Untreated PTSD can cause various negative outcomes. Symptoms can worsen, affecting emotional well-being, relationships, and overall quality of life. Individuals may experience increased anxiety and depression and even engage in harmful coping mechanisms like substance abuse. Additionally, untreated PTSD can impair daily functioning, making it difficult to maintain employment or engage in social activities. It is better to seek treatment to manage symptoms and prevent these potential consequences.
Is PTSD completely curable?
While a complete “cure” might not always be attainable, many people with PTSD experience significant improvement in symptoms with appropriate treatment. Therapy and interventions can help manage and reduce symptoms, enabling individuals to regain control over their lives. Some individuals may eventually no longer meet the criteria for a PTSD diagnosis, while others may continue to experience occasional triggers or mild symptoms. The goal is to improve daily functioning and enhance well-being.
How can you help someone with PTSD?
Supporting someone with PTSD involves patience, understanding, and empathy. Here’s how you can help:
- Educate Yourself: Learn about PTSD to better understand the condition and its effects.
- Listen and Validate: Offer a non-judgmental space for them to talk about their experiences. Validate their feelings and avoid minimizing their emotions.
- Respect Triggers: Be mindful of potential triggers and sensitivities, and avoid pressuring them into situations that cause distress.
- Promote Self-Care: Encourage healthy lifestyle habits like exercise, proper nutrition, and sufficient sleep.
- Offer Supportive Activities: Engage in activities that they enjoy and find relaxing. Creative outlets, like art or music, can be therapeutic.
- Be Patient: Recovery takes time. Be patient and understanding of their progress.
- Do not Force Sharing: Let them open up at their own pace; don’t pressure them to talk about their trauma.

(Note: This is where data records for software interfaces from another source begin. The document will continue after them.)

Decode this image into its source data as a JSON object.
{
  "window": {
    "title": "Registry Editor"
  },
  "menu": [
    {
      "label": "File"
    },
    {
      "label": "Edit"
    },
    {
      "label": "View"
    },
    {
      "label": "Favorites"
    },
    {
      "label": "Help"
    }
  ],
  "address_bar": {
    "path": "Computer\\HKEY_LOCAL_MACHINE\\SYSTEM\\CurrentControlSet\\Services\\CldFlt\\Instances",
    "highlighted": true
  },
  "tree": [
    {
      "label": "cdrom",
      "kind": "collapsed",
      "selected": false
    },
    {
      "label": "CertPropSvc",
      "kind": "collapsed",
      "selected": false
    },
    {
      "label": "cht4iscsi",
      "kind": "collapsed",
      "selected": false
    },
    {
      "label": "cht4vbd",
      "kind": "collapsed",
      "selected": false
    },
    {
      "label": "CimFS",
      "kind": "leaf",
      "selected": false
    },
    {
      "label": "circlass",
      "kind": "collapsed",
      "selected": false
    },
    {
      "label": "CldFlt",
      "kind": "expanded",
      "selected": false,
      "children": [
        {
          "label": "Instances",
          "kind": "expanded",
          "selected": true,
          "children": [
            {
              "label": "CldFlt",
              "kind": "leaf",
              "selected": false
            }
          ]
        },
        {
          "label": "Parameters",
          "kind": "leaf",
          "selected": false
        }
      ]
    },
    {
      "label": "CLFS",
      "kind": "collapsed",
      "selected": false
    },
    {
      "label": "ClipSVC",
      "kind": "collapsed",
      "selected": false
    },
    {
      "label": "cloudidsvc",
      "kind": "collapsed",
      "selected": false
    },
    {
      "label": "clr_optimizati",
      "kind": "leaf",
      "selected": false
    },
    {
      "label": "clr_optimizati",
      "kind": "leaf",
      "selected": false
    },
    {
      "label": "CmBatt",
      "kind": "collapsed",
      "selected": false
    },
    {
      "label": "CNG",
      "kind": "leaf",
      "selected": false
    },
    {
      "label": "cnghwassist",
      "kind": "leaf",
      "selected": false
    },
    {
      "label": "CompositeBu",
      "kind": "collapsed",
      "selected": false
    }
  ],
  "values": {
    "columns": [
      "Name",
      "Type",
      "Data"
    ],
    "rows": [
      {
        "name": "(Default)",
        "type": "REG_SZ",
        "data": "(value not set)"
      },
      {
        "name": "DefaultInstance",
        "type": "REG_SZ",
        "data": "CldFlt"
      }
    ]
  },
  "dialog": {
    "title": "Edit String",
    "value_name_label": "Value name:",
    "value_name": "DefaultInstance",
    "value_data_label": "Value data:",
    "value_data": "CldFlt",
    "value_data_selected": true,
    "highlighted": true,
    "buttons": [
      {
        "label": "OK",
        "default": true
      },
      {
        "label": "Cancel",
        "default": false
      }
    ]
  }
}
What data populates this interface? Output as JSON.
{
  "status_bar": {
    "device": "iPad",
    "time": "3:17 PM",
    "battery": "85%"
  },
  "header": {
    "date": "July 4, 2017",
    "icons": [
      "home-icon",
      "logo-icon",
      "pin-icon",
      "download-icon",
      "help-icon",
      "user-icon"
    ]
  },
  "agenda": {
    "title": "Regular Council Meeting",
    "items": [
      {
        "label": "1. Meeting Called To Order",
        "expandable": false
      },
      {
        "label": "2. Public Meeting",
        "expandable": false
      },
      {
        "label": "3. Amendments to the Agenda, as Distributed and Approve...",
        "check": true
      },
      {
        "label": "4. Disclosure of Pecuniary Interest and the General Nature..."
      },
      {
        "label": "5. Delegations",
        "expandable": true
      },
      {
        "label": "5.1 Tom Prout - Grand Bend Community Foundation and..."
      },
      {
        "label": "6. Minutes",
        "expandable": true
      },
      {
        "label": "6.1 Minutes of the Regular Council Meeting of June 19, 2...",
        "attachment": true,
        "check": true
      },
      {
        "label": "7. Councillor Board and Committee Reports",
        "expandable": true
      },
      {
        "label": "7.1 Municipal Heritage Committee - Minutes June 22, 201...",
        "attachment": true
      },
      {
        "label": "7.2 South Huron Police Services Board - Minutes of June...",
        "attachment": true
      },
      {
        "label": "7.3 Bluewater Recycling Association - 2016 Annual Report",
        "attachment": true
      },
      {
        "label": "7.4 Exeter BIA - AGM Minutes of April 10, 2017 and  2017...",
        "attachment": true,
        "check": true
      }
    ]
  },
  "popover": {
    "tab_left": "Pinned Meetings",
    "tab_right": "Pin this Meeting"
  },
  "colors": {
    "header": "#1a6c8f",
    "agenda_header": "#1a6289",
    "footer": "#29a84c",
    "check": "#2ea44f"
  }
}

- Encourage Treatment: Encourage them to seek professional help. Offer to help them find a therapist or accompany them to appointments.